====== Information supplied ======

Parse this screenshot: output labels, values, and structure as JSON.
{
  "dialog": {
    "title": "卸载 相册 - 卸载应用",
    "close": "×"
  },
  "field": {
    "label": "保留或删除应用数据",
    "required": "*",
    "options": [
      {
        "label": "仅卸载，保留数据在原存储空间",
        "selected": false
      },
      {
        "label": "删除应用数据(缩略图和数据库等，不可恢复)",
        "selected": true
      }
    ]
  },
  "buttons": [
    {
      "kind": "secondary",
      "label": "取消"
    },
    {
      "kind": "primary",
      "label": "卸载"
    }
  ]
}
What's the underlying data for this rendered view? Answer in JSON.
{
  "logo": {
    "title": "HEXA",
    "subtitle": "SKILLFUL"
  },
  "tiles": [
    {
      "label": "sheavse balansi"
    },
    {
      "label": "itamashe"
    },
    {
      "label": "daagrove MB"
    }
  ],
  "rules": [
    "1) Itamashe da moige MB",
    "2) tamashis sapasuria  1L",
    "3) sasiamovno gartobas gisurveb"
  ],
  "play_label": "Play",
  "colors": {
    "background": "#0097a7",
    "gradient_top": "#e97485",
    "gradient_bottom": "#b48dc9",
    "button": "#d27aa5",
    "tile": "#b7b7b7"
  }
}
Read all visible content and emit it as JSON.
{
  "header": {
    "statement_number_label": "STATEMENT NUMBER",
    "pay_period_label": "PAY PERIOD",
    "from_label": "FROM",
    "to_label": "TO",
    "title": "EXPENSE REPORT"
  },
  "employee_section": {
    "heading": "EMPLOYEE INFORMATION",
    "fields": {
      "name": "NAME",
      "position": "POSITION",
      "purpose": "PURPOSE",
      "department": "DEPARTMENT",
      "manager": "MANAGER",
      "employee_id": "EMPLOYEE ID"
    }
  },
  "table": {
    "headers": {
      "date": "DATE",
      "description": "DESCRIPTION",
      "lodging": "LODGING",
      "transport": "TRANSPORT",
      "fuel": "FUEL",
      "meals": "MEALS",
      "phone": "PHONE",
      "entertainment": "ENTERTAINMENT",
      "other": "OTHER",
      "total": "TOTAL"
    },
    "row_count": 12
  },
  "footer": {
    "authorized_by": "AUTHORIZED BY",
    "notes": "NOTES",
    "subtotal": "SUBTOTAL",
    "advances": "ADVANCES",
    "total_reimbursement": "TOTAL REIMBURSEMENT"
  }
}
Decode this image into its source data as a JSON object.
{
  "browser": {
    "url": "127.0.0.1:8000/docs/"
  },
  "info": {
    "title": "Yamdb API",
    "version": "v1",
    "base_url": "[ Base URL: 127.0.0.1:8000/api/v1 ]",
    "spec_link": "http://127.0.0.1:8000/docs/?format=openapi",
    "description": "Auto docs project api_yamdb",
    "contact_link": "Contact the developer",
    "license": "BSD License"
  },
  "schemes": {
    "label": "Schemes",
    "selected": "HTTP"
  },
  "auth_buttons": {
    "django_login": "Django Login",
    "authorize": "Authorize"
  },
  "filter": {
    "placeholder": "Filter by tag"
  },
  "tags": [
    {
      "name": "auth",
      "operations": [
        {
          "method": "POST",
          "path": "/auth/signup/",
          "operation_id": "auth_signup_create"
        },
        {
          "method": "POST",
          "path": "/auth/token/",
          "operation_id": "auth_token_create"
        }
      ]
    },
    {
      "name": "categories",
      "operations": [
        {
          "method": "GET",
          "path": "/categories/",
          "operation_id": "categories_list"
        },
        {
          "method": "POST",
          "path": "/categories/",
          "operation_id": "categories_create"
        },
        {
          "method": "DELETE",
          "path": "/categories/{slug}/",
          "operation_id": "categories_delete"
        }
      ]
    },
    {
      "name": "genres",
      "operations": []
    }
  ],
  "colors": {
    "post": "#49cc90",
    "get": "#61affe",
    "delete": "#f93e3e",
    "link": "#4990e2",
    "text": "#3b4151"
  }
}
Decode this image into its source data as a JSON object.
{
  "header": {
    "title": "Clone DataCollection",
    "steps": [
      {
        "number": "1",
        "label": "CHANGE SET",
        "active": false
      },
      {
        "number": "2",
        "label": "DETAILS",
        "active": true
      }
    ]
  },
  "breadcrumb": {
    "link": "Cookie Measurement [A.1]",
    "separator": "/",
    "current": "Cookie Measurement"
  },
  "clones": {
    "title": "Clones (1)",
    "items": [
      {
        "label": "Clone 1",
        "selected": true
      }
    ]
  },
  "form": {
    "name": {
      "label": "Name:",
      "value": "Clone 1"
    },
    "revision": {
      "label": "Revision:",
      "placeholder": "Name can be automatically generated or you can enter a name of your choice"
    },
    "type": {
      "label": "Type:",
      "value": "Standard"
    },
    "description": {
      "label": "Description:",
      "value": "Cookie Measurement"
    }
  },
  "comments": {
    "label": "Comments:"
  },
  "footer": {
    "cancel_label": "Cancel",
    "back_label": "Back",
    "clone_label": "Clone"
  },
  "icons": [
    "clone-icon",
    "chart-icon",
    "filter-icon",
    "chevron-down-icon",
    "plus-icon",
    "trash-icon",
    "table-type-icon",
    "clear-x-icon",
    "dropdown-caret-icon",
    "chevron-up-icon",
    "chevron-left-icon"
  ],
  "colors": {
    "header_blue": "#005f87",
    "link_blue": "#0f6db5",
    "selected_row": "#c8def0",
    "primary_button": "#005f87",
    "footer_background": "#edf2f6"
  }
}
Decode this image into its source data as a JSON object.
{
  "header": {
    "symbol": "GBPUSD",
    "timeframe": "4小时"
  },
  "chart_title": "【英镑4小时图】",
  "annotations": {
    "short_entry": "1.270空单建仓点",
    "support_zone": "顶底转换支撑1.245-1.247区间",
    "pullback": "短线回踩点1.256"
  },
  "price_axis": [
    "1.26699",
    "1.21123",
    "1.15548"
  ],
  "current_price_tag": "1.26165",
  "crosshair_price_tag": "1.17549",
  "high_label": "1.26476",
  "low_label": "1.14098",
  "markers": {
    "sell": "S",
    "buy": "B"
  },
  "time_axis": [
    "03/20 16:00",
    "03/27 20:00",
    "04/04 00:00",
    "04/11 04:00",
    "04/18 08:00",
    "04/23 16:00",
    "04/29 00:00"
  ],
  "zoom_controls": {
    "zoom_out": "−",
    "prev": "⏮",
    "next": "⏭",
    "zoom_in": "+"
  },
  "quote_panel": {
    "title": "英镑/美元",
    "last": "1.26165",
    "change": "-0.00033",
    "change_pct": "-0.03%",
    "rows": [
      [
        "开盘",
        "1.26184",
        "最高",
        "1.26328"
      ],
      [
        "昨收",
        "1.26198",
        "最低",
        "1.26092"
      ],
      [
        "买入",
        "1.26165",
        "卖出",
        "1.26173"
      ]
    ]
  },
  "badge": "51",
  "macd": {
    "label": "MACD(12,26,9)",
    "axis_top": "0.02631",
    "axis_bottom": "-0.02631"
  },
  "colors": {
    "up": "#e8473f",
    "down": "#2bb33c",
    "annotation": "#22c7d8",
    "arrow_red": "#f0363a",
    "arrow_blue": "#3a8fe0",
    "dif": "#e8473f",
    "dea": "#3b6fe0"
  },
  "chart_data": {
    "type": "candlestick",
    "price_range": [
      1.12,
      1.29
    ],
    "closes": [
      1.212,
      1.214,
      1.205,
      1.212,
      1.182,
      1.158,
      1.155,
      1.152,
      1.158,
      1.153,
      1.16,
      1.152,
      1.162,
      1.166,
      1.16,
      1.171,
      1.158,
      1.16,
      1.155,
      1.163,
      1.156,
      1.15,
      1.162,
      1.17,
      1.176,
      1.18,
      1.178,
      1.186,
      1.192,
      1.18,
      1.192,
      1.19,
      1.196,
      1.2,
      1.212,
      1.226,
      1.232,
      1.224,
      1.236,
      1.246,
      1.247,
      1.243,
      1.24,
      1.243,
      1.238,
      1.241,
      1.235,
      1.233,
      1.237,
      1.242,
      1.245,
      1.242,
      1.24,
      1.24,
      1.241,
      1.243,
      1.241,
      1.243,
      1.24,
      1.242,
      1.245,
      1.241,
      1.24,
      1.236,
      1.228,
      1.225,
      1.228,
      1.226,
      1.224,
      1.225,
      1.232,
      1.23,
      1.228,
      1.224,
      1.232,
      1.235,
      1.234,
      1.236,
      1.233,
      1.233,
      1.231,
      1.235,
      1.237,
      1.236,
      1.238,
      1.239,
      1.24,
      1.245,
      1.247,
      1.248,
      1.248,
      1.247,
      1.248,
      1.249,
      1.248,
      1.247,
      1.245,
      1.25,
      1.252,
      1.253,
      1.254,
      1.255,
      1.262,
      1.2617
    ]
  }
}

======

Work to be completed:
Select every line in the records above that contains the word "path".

Response for this exercise:
          "path": "/auth/signup/",
          "path": "/auth/token/",
          "path": "/categories/",
          "path": "/categories/",
          "path": "/categories/{slug}/",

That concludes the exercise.